Two weeks ago, attorneys for a Midwestern ad agency made an unusual argument in federal court: the agency is not responsible for the fact that its client’s product just happens to (allegedly) cause cancer.
On July 19th, the Armstrong Teasdale firm, representing Osborn & Barr of St. Louis, filed a 15-page document seeking to have their client removed from a class action case filed against agriculture giant Monsanto.
For context, hundreds of concurrent suits allege that glyphostate, the active ingredient in top Monsanto-made herbicide Roundup, can cause non-Hodgkin lymphoma.
In March, Robert F. Kennedy Jr. and the L.A. law firm of Baum, Hedlund, Aristei & Goldman simultaneously filed more than 200 suits in the 22nd Circuit Court in St. Louis. These cases named Monsanto and Osborn & Barr—which has long counted the company as a client and created Roundup campaigns—as co-defendants, arguing that both parties falsely presented the product as “[posing] no unreasonable risks to human health or the environment.”
Here is Kennedy’s statement tying the agency to the risks allegedly posed by its client’s product:
“[Osborn & Barr] was integral to the marketing of glyphosate. There was no way for our clients to understand the risk they were taking because of the deception of Monsanto and Osborn & Barr.”
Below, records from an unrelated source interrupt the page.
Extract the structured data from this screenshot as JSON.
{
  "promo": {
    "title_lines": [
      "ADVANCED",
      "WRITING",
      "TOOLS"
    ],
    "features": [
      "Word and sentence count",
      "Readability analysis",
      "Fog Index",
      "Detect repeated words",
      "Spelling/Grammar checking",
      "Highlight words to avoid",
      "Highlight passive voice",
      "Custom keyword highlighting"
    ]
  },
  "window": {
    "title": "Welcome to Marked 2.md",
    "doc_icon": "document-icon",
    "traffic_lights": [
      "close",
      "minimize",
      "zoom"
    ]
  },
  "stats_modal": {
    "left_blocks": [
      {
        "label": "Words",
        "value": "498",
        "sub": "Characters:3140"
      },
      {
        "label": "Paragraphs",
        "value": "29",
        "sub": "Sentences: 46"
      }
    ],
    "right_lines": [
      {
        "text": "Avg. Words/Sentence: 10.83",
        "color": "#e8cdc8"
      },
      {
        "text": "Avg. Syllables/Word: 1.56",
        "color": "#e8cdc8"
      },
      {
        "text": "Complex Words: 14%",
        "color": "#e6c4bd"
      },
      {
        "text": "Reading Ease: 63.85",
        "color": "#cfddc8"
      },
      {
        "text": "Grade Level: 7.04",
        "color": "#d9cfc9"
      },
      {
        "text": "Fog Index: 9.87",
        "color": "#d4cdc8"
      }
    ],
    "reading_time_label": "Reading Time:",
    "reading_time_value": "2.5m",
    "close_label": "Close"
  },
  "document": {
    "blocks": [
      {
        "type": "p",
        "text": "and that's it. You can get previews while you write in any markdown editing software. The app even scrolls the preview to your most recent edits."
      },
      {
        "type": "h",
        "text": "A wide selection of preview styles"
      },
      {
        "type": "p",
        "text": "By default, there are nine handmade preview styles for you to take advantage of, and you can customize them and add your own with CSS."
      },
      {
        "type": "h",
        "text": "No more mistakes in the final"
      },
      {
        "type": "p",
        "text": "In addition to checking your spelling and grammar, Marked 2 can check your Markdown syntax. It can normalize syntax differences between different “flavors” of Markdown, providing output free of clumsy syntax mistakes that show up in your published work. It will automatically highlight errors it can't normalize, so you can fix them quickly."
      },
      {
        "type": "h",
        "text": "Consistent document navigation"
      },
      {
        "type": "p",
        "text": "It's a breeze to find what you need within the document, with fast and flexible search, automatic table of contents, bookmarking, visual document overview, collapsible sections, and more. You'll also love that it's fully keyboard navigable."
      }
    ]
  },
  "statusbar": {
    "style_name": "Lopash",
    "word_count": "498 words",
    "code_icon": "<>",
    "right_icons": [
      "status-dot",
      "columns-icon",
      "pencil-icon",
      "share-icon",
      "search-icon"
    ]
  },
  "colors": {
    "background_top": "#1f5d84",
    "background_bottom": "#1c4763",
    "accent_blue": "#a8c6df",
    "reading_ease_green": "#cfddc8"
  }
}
Kennedy, who does not have any medical training, has received some criticism for his comments linking childhood vaccines to autism. Earlier this year, he said that Donald Trump had invited him to chair a “vaccine safety” commission that has not yet come to pass.
Now, Osborn & Barr’s legal team has pushed back aggressively. In the filing calling for the case to be dismissed, they argue that the initial complaint is “a jumbled hodgepodge of vagaries, ambiguities, and contradictions” that “does not set out any real facts.”
The following paragraph is even more explicit:
“Although cast in terms of ‘misrepresentations’ in an advertising campaign, Plaintiffs’ claims against the Osborn & Barr Defendants are really nothing more than an attempt to hold an advertising agency liable for bodily injuries supposedly incurred as a result of exposure to a defective product manufactured by an entirely different company. In other words, Plaintiffs are asserting product liability claims against a company that did nothing more than promote the allegedly defective product.”
Another key line holds that “Plaintiffs have not plead anything resembling a duty on the part of the Osborn & Barr Defendants to independently verify the manufacturer’s scientific data regarding a technical, complex product over two decades of providing service.”
In other words, who are we to call out alleged falsehoods presented by our client? The team proceeds to cite other cases finding that those who market or distribute products “are not subject to liability” regarding the manufacturers of those products.
Then the filing gets to the vague nature of Kennedy’s claims: “Plaintiffs allege that Osborn & Barr falsely asserted unspecified things and suppressed unspecified information about the ‘safety’ of Roundup. … Plaintiffs do not mention anything that the Osborn & Barr Defendants should have done when they purportedly began advertising for Monsanto, or anything they should have done at any other time up to 2012.”
Armstrong Teasdale, of course, would like the case immediately dismissed.
The story of glyphostate remains a matter of great disagreement. In June, the state of California announced that it would be adding the substance to a list of chemicals known to cause cancer. That decision followed a 2015 ruling in which the World Health Organization’s International Agency for Research on Cancer said, in a controversial turn, that glyphostate “probably” causes cancer.
Yet the IARC is so far the only official group to make such a judgment—and in June an epidemiologist who worked on the project that led to the declaration told Reuters that he had seen evidence showing no link between Roundup and cancer.
At any rate, a loss for Osborn & Barr, however unlikely, would be a huge blow to ad agencies as it could theoretically serve as a precedent to hold creatives responsible for side-effects stemming from the consumption of the products they promote.